Housing Recovery Leaves Millennials Out in the Cold

The Fiscal Times
Housing Recovery Leaves Millennials Out in the Cold
.

View photo

Housing Recovery Leaves Millennials Out in the Cold

The housing market is moving toward a recovery – but it won’t take off for good until young Americans have enough money to buy their first home.

So far this year, a weak housing market has been a burden on economic growth. Mortgage loan applications dropped to a 14-year low in the first quarter as homeowners refinanced at a lower rate and Americans’ appetites for house hunting ebbed. In turn, the U.S. gross domestic product grew at a seasonally adjusted annual rate of 0.1 percent in the first quarter, according to the Commerce Department.

“The weak economic growth was the result, among other things, of housing,” said Greg McBride, Bankrate.com’s chief financial analyst. “I expect we’ll see improvements in the housing market but not at the pace we’ve seen in the past year.”

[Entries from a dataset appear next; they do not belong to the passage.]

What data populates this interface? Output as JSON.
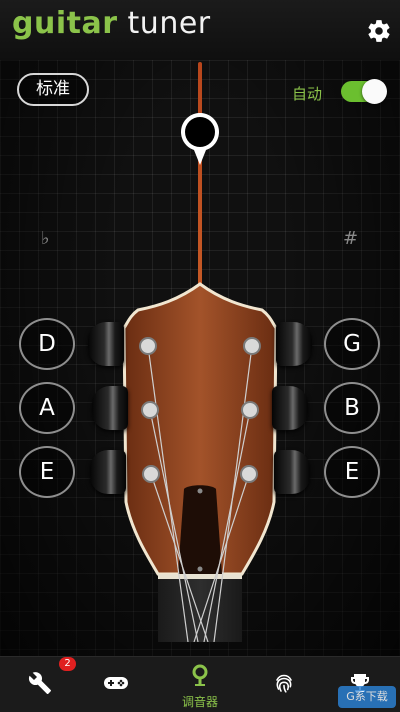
{
  "header": {
    "title_part1": "guitar",
    "title_part2": "tuner",
    "brand_color": "#8bc34a",
    "settings_icon": "gear-icon"
  },
  "controls": {
    "mode_button": "标准",
    "auto_label": "自动",
    "auto_enabled": true,
    "flat_symbol": "♭",
    "sharp_symbol": "#"
  },
  "strings": {
    "left": [
      "D",
      "A",
      "E"
    ],
    "right": [
      "G",
      "B",
      "E"
    ]
  },
  "bottom_nav": {
    "items": [
      {
        "icon": "wrench-icon",
        "label": ""
      },
      {
        "icon": "gamepad-icon",
        "label": ""
      },
      {
        "icon": "tuner-pin-icon",
        "label": "调音器",
        "active": true
      },
      {
        "icon": "fingerprint-icon",
        "label": ""
      },
      {
        "icon": "trophy-icon",
        "label": ""
      }
    ],
    "badge_count": "2",
    "accent_color": "#8bc34a"
  },
  "watermark": "G系下载"
}
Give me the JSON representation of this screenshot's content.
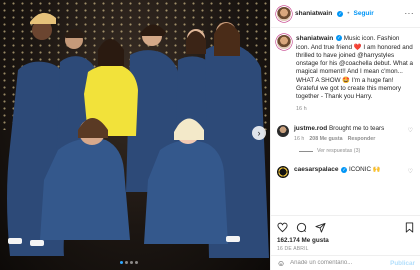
{
  "post_author": {
    "username": "shaniatwain",
    "separator": "•",
    "follow_label": "Seguir",
    "more_label": "···"
  },
  "caption": {
    "text": "Music icon. Fashion icon. And true friend ❤️ I am honored and thrilled to have joined @harrystyles onstage for his @coachella debut. What a magical moment!! And I mean c'mon... WHAT A SHOW 🤩 I'm a huge fan! Grateful we got to create this memory together - Thank you Harry.",
    "time": "16 h"
  },
  "comments": [
    {
      "username": "justme.rod",
      "text": "Brought me to tears",
      "time": "16 h",
      "likes": "208 Me gusta",
      "reply": "Responder",
      "replies_label": "Ver respuestas (3)"
    },
    {
      "username": "caesarspalace",
      "text": "ICONIC 🙌",
      "time": "",
      "likes": "",
      "reply": "",
      "replies_label": ""
    }
  ],
  "stats": {
    "likes": "162.174 Me gusta",
    "date": "16 DE ABRIL"
  },
  "comment_box": {
    "emoji": "☺",
    "placeholder": "Añade un comentario...",
    "publish": "Publicar"
  },
  "photo": {
    "nav_next": "›",
    "description": "Group photo of nine people in matching denim outfits"
  },
  "colors": {
    "accent": "#0095f6",
    "publish_disabled": "#b2dffc",
    "heart": "#ed4956"
  },
  "icons": [
    "heart-icon",
    "comment-icon",
    "share-icon",
    "bookmark-icon",
    "verified-icon",
    "more-icon",
    "emoji-icon",
    "chevron-right-icon"
  ]
}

Homes have become too expensive for many Americans, especially for young people. Prices increased 13 percent for the 12 months ending in February in 20 major cities, according to the S&P/Case-Shiller Home Price index. Additionally, the supply of homes has remained tight. “There’s really nothing that’s compelling [people] to buy,” said Keith Gumbinger, vice president at HSH.com, which publishes mortgage and consumer loan information.

But the main problem is that Americans, especially young people who are burdened by rising debt loads such as student loans, won’t be able to obtain a mortgage unless they make more money. Personal income is on the rise—it grew 0.5 percent in April—but the growth isn’t as fast as needed to spur a pickup in the housing market.

“The missing ingredient is growth in household income,” said McBride. “It’s been pretty moribund for a lot of people.”

Related: Don’t “Reform” Fannie Mae, Rethink Housing Policy

Between a lack of substantial income, rising home prices and interest rates that are higher than a year ago, affordability is compromised for young Americans.

While the share of loan applications for mortgages of $400,000 and over increased in March compared to a year ago, applications at the lower end of the market for loans valued at or under $400,000, which represents the bulk of the market, have been shrinking, according to data from the Mortgage Bankers Association.

“There’s less growth in the large part of the housing market,” said Joel Kan, director of economic forecasting at MBA. “This is caused by a lower share of first-time buyers.”

Historically, first-time buyers have represented roughly 40 percent of existing home sales, but in March, they equaled 30 percent. That figure fell as low as 26 percent in January.

“For young adults, the biggest problem is saving enough for a down payment,” said Jed Kolko, chief economist at Trulia.

Related: Top 10 Fastest-Selling Housing Markets This Spring

Would-be-first-time homebuyers are often either renting or living with their parents because they are struggling to find jobs. The employment rate among 25-to-34 year-old Americans, which is considered the prime age group for housing demand, fell to 75.5 percent in April, after hovering around 76 percent for the last three months, according to the Labor Department. But the rate hasn’t returned to pre-crisis levels.

“Having a job matters for housing,” said Kolko. “Even though their job prospects have improved from a year ago, [young people] are renting first before they buy their first home.”

To make matters worse, lending standards continue to be tight, a trend that started after the financial crisis in 2008. But there are some early indications that lending may loosen up a bit  thanks in part to new mortgage rules that give more clarity to banks about  their responsibilities when it comes to default. So far, Wells Fargo is making a comeback in the subprime home loan market, but few other lenders, particularly banks, are following suit.

Overall, there are some encouraging signs that this may be a mere bump on the road rather than a major shift in the housing recovery.

“It’s definitely a hiccup,” said Kan. “How big of a hiccup, we don’t know yet. We expect things to firm up a bit later in the year, but more rapidly next year.”

While interest rates have increased in the past year to 4.34 percent in March, from 3.57 percent for a 30-year fixed-rate mortgage, they continue to be lower than historical averages, which eligible homebuyers should note. Price appreciation has also slowed down and will be more modest from now on.

“It will take some time for young people who recently got a job to be able to purchase their first home,” said Kolko. “That’s the most important factor in the long term.”

Top Reads from The Fiscal Times:

Rates

View Comments (17)